About this task -
An exact restatement of the data is required, with the images omitted.

-------------------------

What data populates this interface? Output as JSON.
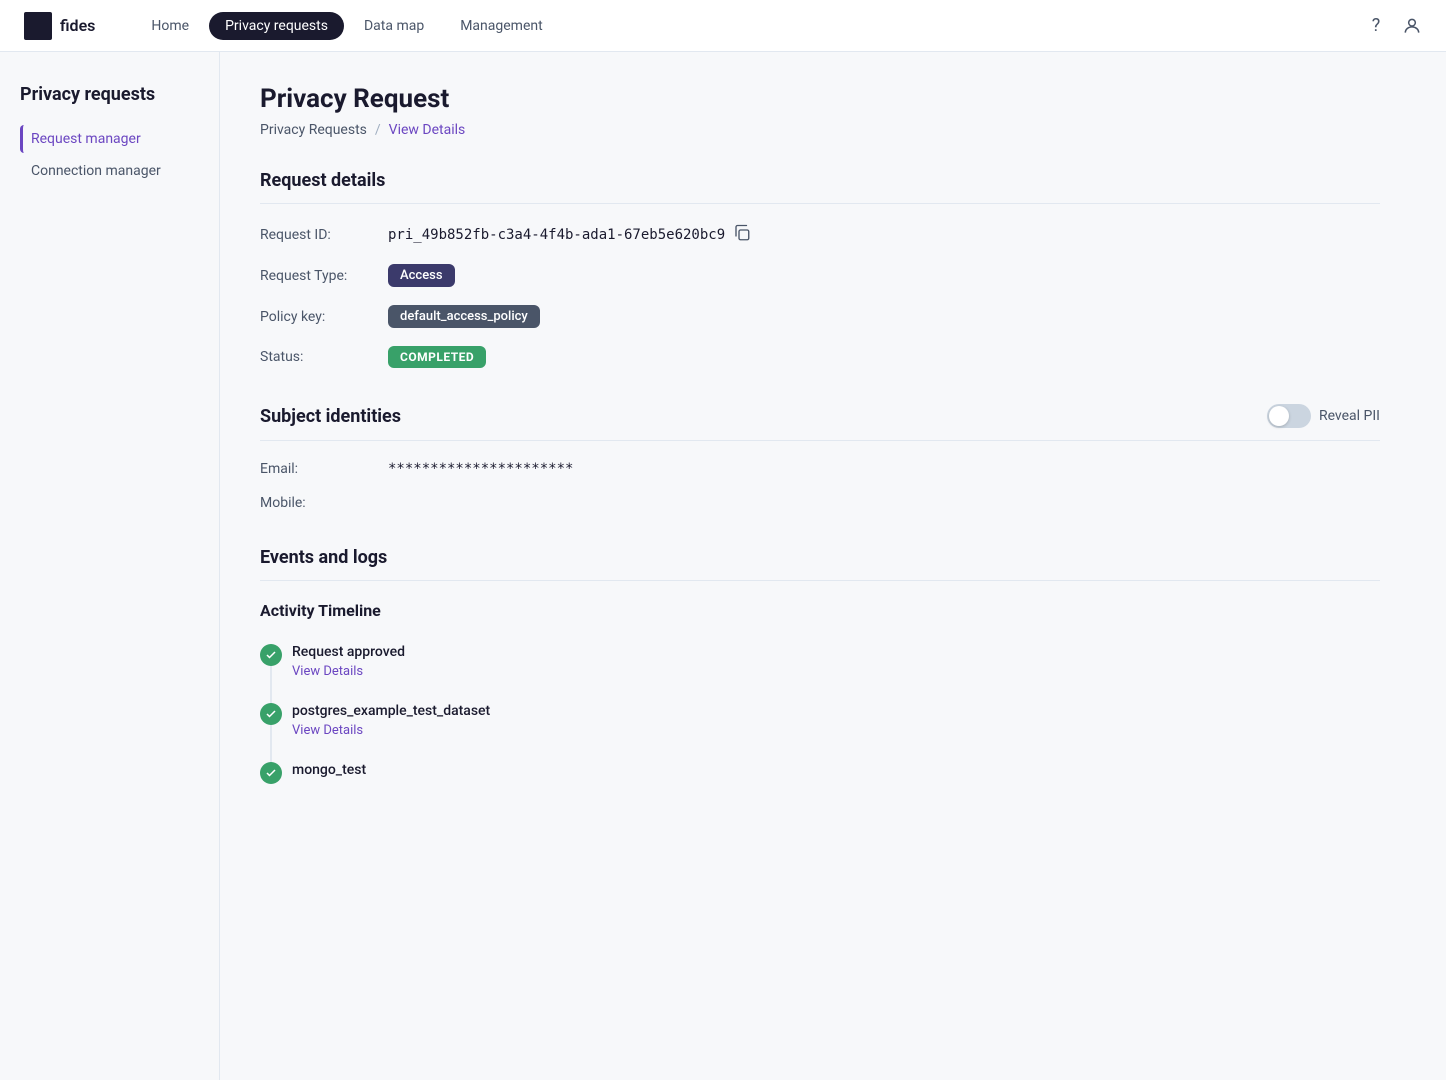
{
  "nav": {
    "logo_text": "fides",
    "links": [
      {
        "label": "Home",
        "active": false
      },
      {
        "label": "Privacy requests",
        "active": true
      },
      {
        "label": "Data map",
        "active": false
      },
      {
        "label": "Management",
        "active": false
      }
    ]
  },
  "sidebar": {
    "title": "Privacy requests",
    "items": [
      {
        "label": "Request manager",
        "active": true
      },
      {
        "label": "Connection manager",
        "active": false
      }
    ]
  },
  "page": {
    "title": "Privacy Request",
    "breadcrumb_root": "Privacy Requests",
    "breadcrumb_current": "View Details"
  },
  "request_details": {
    "section_title": "Request details",
    "request_id_label": "Request ID:",
    "request_id_value": "pri_49b852fb-c3a4-4f4b-ada1-67eb5e620bc9",
    "request_type_label": "Request Type:",
    "request_type_value": "Access",
    "policy_key_label": "Policy key:",
    "policy_key_value": "default_access_policy",
    "status_label": "Status:",
    "status_value": "COMPLETED"
  },
  "subject_identities": {
    "section_title": "Subject identities",
    "reveal_pii_label": "Reveal PII",
    "email_label": "Email:",
    "email_value": "**********************",
    "mobile_label": "Mobile:"
  },
  "events_logs": {
    "section_title": "Events and logs",
    "timeline_title": "Activity Timeline",
    "timeline_items": [
      {
        "label": "Request approved",
        "link": "View Details"
      },
      {
        "label": "postgres_example_test_dataset",
        "link": "View Details"
      },
      {
        "label": "mongo_test",
        "link": ""
      }
    ]
  },
  "icons": {
    "help": "?",
    "user": "👤",
    "copy": "⧉",
    "check": "✓"
  }
}
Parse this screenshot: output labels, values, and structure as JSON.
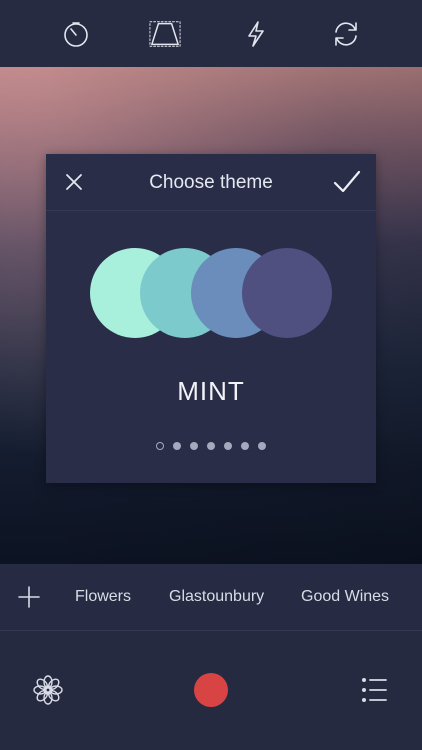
{
  "toolbar": {
    "icons": [
      "timer-icon",
      "perspective-icon",
      "flash-icon",
      "switch-camera-icon"
    ]
  },
  "modal": {
    "title": "Choose theme",
    "theme_name": "MINT",
    "page_count": 7,
    "active_page": 1,
    "swatch_colors": [
      "#a8efdc",
      "#7ccacb",
      "#6a8dbb",
      "#4f4f80"
    ]
  },
  "tags": {
    "items": [
      "Flowers",
      "Glastounbury",
      "Good Wines"
    ]
  },
  "bottom": {
    "record_color": "#d84444",
    "icons": [
      "flower-icon",
      "record-button",
      "list-icon"
    ]
  }
}
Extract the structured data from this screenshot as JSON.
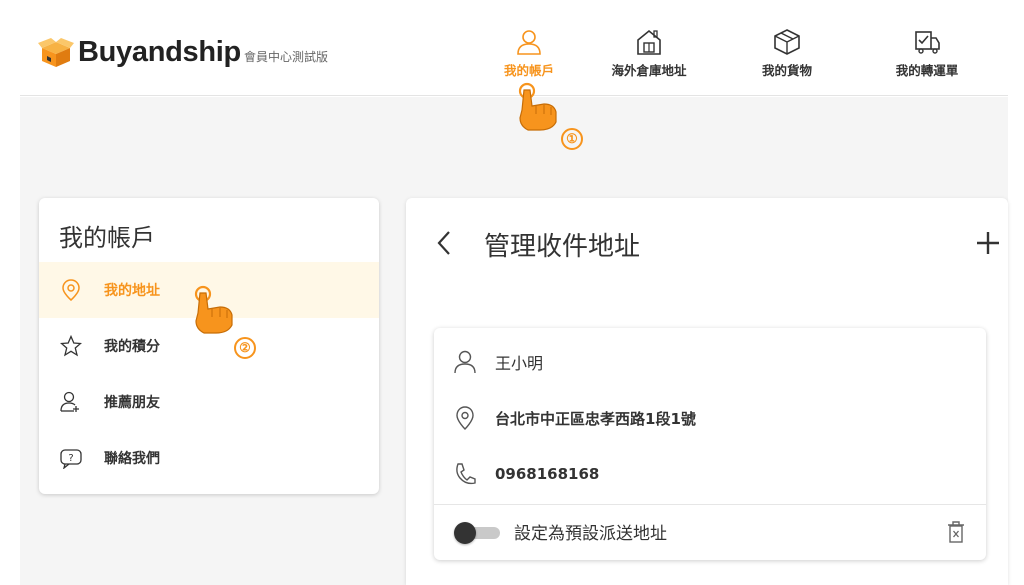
{
  "header": {
    "logo_text": "Buyandship",
    "subtitle": "會員中心測試版",
    "nav": [
      {
        "label": "我的帳戶",
        "icon": "user-icon",
        "active": true
      },
      {
        "label": "海外倉庫地址",
        "icon": "warehouse-icon",
        "active": false
      },
      {
        "label": "我的貨物",
        "icon": "box-icon",
        "active": false
      },
      {
        "label": "我的轉運單",
        "icon": "truck-checklist-icon",
        "active": false
      }
    ]
  },
  "sidebar": {
    "title": "我的帳戶",
    "items": [
      {
        "label": "我的地址",
        "icon": "location-pin-icon",
        "active": true
      },
      {
        "label": "我的積分",
        "icon": "star-icon",
        "active": false
      },
      {
        "label": "推薦朋友",
        "icon": "add-user-icon",
        "active": false
      },
      {
        "label": "聯絡我們",
        "icon": "chat-question-icon",
        "active": false
      }
    ]
  },
  "main": {
    "title": "管理收件地址",
    "address": {
      "name": "王小明",
      "address": "台北市中正區忠孝西路1段1號",
      "phone": "0968168168",
      "default_label": "設定為預設派送地址",
      "default_on": false
    }
  },
  "annotations": {
    "step1": "①",
    "step2": "②"
  },
  "colors": {
    "accent": "#f7941d",
    "active_bg": "#fff8e7",
    "page_bg": "#f5f5f5"
  }
}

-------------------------

Final answer -
What data populates this interface? Output as JSON.
{
  "nav": {
    "logo_text": "fides",
    "links": [
      {
        "label": "Home",
        "active": false
      },
      {
        "label": "Privacy requests",
        "active": true
      },
      {
        "label": "Data map",
        "active": false
      },
      {
        "label": "Management",
        "active": false
      }
    ]
  },
  "sidebar": {
    "title": "Privacy requests",
    "items": [
      {
        "label": "Request manager",
        "active": true
      },
      {
        "label": "Connection manager",
        "active": false
      }
    ]
  },
  "page": {
    "title": "Privacy Request",
    "breadcrumb_root": "Privacy Requests",
    "breadcrumb_current": "View Details"
  },
  "request_details": {
    "section_title": "Request details",
    "request_id_label": "Request ID:",
    "request_id_value": "pri_49b852fb-c3a4-4f4b-ada1-67eb5e620bc9",
    "request_type_label": "Request Type:",
    "request_type_value": "Access",
    "policy_key_label": "Policy key:",
    "policy_key_value": "default_access_policy",
    "status_label": "Status:",
    "status_value": "COMPLETED"
  },
  "subject_identities": {
    "section_title": "Subject identities",
    "reveal_pii_label": "Reveal PII",
    "email_label": "Email:",
    "email_value": "**********************",
    "mobile_label": "Mobile:"
  },
  "events_logs": {
    "section_title": "Events and logs",
    "timeline_title": "Activity Timeline",
    "timeline_items": [
      {
        "label": "Request approved",
        "link": "View Details"
      },
      {
        "label": "postgres_example_test_dataset",
        "link": "View Details"
      },
      {
        "label": "mongo_test",
        "link": ""
      }
    ]
  },
  "icons": {
    "help": "?",
    "user": "👤",
    "copy": "⧉",
    "check": "✓"
  }
}
Parse this screenshot: output labels, values, and structure as JSON.
{
  "toolbar": {
    "icons": [
      "timer-icon",
      "perspective-icon",
      "flash-icon",
      "switch-camera-icon"
    ]
  },
  "modal": {
    "title": "Choose theme",
    "theme_name": "MINT",
    "page_count": 7,
    "active_page": 1,
    "swatch_colors": [
      "#a8efdc",
      "#7ccacb",
      "#6a8dbb",
      "#4f4f80"
    ]
  },
  "tags": {
    "items": [
      "Flowers",
      "Glastounbury",
      "Good Wines"
    ]
  },
  "bottom": {
    "record_color": "#d84444",
    "icons": [
      "flower-icon",
      "record-button",
      "list-icon"
    ]
  }
}
Extract the structured data from this screenshot as JSON.
{
  "header": {
    "logo_text": "Buyandship",
    "subtitle": "會員中心測試版",
    "nav": [
      {
        "label": "我的帳戶",
        "icon": "user-icon",
        "active": true
      },
      {
        "label": "海外倉庫地址",
        "icon": "warehouse-icon",
        "active": false
      },
      {
        "label": "我的貨物",
        "icon": "box-icon",
        "active": false
      },
      {
        "label": "我的轉運單",
        "icon": "truck-checklist-icon",
        "active": false
      }
    ]
  },
  "sidebar": {
    "title": "我的帳戶",
    "items": [
      {
        "label": "我的地址",
        "icon": "location-pin-icon",
        "active": true
      },
      {
        "label": "我的積分",
        "icon": "star-icon",
        "active": false
      },
      {
        "label": "推薦朋友",
        "icon": "add-user-icon",
        "active": false
      },
      {
        "label": "聯絡我們",
        "icon": "chat-question-icon",
        "active": false
      }
    ]
  },
  "main": {
    "title": "管理收件地址",
    "address": {
      "name": "王小明",
      "address": "台北市中正區忠孝西路1段1號",
      "phone": "0968168168",
      "default_label": "設定為預設派送地址",
      "default_on": false
    }
  },
  "annotations": {
    "step1": "①",
    "step2": "②"
  },
  "colors": {
    "accent": "#f7941d",
    "active_bg": "#fff8e7",
    "page_bg": "#f5f5f5"
  }
}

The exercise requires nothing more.